Preserving the Cultural Heritage of Oak Ridge, Tennessee
Nuclear tourism is rapidly becoming a popular industry that attracts a diverse international audience with interests in history, militarism, and anti-war activism. In some sites, nuclear tourism emphasizes the devastation of the nuclear attacks on Hiroshima and Nagasaki, while, at others, it draws on the past to present a future of environmental stewardship, technological achievement and scientific mastery of the earth's energy. In so doing, nuclear tourism becomes a well crafted strategy to stimulate sentiments of nationalism and civic pride, while authenticating a particular perspective of history, science and identity. This article discusses efforts to use cultural heritage of the Manhattan Project both as a marketing strategy to bring tourist dollars to the city of Oak Ridge, Tennessee, and as a way to celebrate the community's past as a 'Secret City' and its central role in the development of the atomic bomb. This construction of cultural heritage, however, may disregard cultural rights in respect to environmental justice, health and human rights, and serve to authenticate the history of the atomic bomb as having a single moral imperative, divorced from the international arena in which nuclear science is currently being developed and debated.
A decade of shifting roles for the PhD student
paradigmatic shift: from a view centred around stewardship to a self-proclaimed future-oriented vision of doctoral education revolving around leadership. The books are all either edited volumes or the result of a large collaboration between many authors, so

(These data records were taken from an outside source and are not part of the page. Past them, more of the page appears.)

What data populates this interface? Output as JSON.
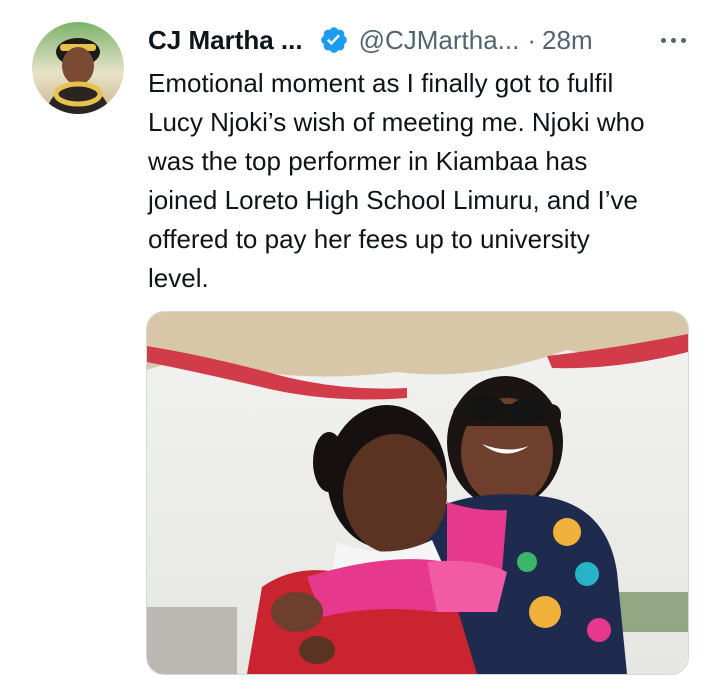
{
  "tweet": {
    "author_name": "CJ Martha ...",
    "handle": "@CJMartha...",
    "separator": "·",
    "timestamp": "28m",
    "text": "Emotional moment as I finally got to fulfil\nLucy Njoki’s wish of meeting me. Njoki who\nwas the top performer in Kiambaa has\njoined Loreto High School Limuru, and I’ve\noffered to pay her fees up to university\nlevel.",
    "verified": true,
    "icons": {
      "verified": "verified-badge-icon",
      "more": "more-options-icon"
    },
    "colors": {
      "verified": "#1d9bf0",
      "secondary_text": "#536471",
      "primary_text": "#0f1419",
      "media_border": "#cfd9de"
    }
  }
}
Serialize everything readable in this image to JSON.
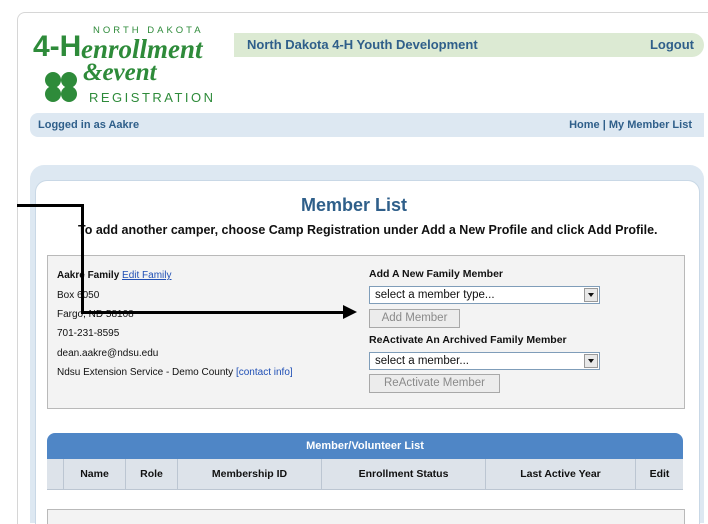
{
  "header": {
    "logo": {
      "line1": "NORTH DAKOTA",
      "line2": "enrollment",
      "line3": "&event",
      "line4": "REGISTRATION",
      "badge": "4-H"
    },
    "org_name": "North Dakota 4-H Youth Development",
    "logout_label": "Logout"
  },
  "login_bar": {
    "logged_in_text": "Logged in as Aakre",
    "home_label": "Home",
    "separator": "|",
    "member_list_label": "My Member List"
  },
  "main": {
    "title": "Member List",
    "instructions": "To add another camper, choose Camp Registration under Add a New Profile and click Add Profile."
  },
  "family": {
    "name": "Aakre Family",
    "edit_label": "Edit Family",
    "address1": "Box 6050",
    "address2": "Fargo, ND 58108",
    "phone": "701-231-8595",
    "email": "dean.aakre@ndsu.edu",
    "county": "Ndsu Extension Service - Demo County",
    "contact_label": "[contact info]"
  },
  "add_member": {
    "title": "Add A New Family Member",
    "select_value": "select a member type...",
    "button_label": "Add Member"
  },
  "reactivate": {
    "title": "ReActivate An Archived Family Member",
    "select_value": "select a member...",
    "button_label": "ReActivate Member"
  },
  "member_table": {
    "title": "Member/Volunteer List",
    "columns": [
      "Name",
      "Role",
      "Membership ID",
      "Enrollment Status",
      "Last Active Year",
      "Edit"
    ]
  },
  "colors": {
    "brand_green": "#2e8b3a",
    "link_blue": "#2f5f8a",
    "table_header": "#4f86c6"
  }
}
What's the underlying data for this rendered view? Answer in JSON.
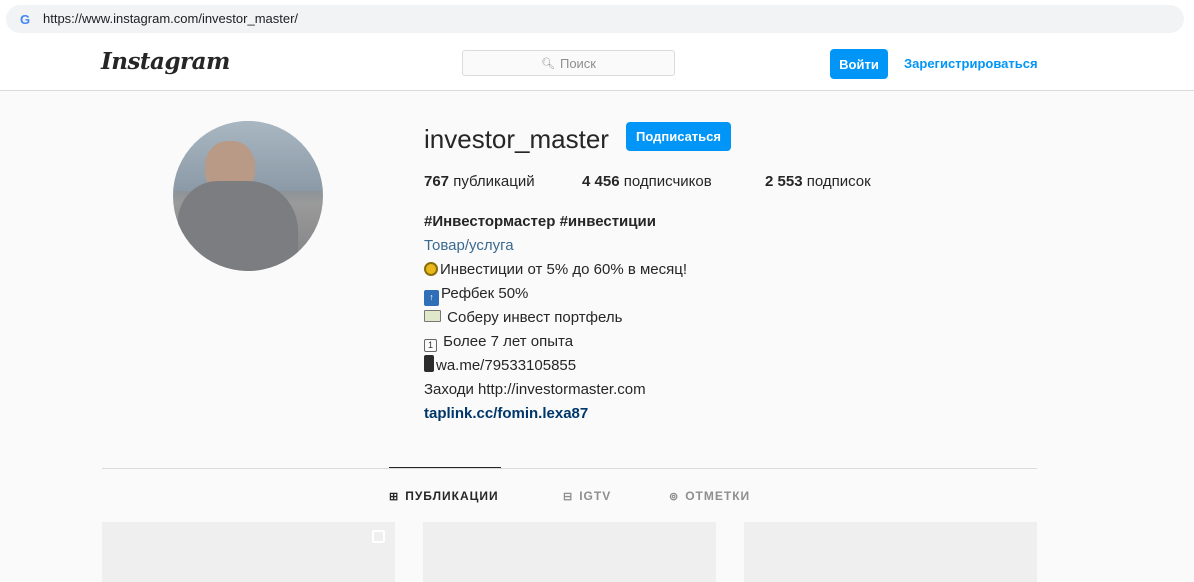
{
  "browser": {
    "url": "https://www.instagram.com/investor_master/",
    "favicon": "google-g-icon"
  },
  "header": {
    "logo": "Instagram",
    "search_placeholder": "Поиск",
    "login_label": "Войти",
    "register_label": "Зарегистрироваться"
  },
  "profile": {
    "username": "investor_master",
    "follow_label": "Подписаться",
    "stats": {
      "posts_count": "767",
      "posts_label": "публикаций",
      "followers_count": "4 456",
      "followers_label": "подписчиков",
      "following_count": "2 553",
      "following_label": "подписок"
    },
    "bio": {
      "title": "#Инвестормастер #инвестиции",
      "category": "Товар/услуга",
      "line1": "Инвестиции от 5% до 60% в месяц!",
      "line2": "Рефбек 50%",
      "line3": " Соберу инвест портфель",
      "line4": " Более 7 лет опыта",
      "line5": "wa.me/79533105855",
      "line6": "Заходи http://investormaster.com",
      "link": "taplink.cc/fomin.lexa87"
    }
  },
  "tabs": [
    {
      "label": "ПУБЛИКАЦИИ",
      "icon": "grid-icon",
      "active": true
    },
    {
      "label": "IGTV",
      "icon": "igtv-icon",
      "active": false
    },
    {
      "label": "ОТМЕТКИ",
      "icon": "tagged-icon",
      "active": false
    }
  ],
  "colors": {
    "accent": "#0095f6",
    "link": "#00376b",
    "text": "#262626",
    "muted": "#8e8e8e"
  }
}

raises broader issue regarding stewardship and interaction with the natural world. Suspension of disbelief is fundamental to the experience of fiction in cinema and other narrative arts. Qihao Ji and Arthur A. Raney provide an empirical analysis of th e